Well, the reason is that all of the small trees belong to the same plant. Aspen spreads by suckers i.e. it sends out roots under the ground that produce new saplings metres away from the adults. At Torrinch there are aspen that cover about 400m of the edge of the island. But are all of these the same plant? The suggestion is that in autumn you can tell different aspen plants apart as they will turn a slightly different colour to each other and lose there leaves at different rates. At Torrinch all of the trees we found were at a similar stage in losing their leaves and the leaves were generally a beautiful lemon yellow. So a 400m wide tree is pretty impressive.

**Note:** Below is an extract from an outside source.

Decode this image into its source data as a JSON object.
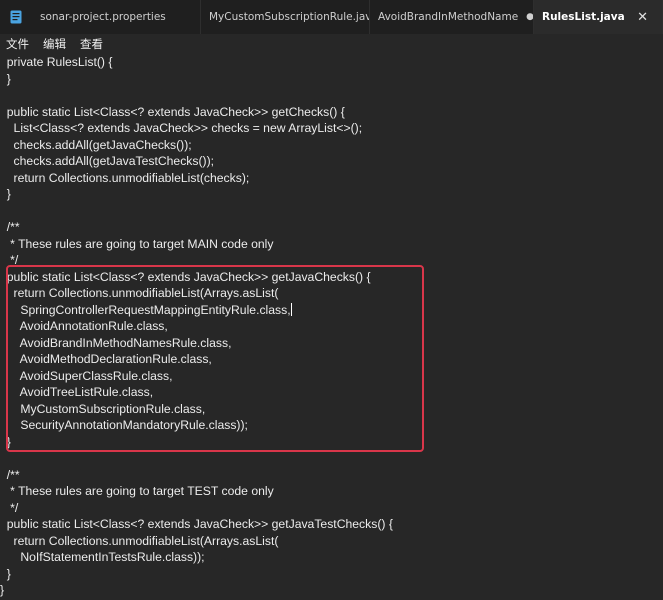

Another distinctive feature of aspen (and others in their family – the poplars) are their trembling leaves. The leaves quiver, and move in the slightest of breezes when other trees around are not moving. They do this by having a flexible, long but flattened petiole (leaf stalk). But why? One theory is that there are times when light levels can be too high for tree leaves to photosynthesis. Aspens grows in glades and more open areas so they might be more prone to being in high light levels and so not able to produce food. By having constantly moving leaves it means that less light is captured by the leaves so enabling photosynthesis to continue in bright conditions.
Trees are brilliant.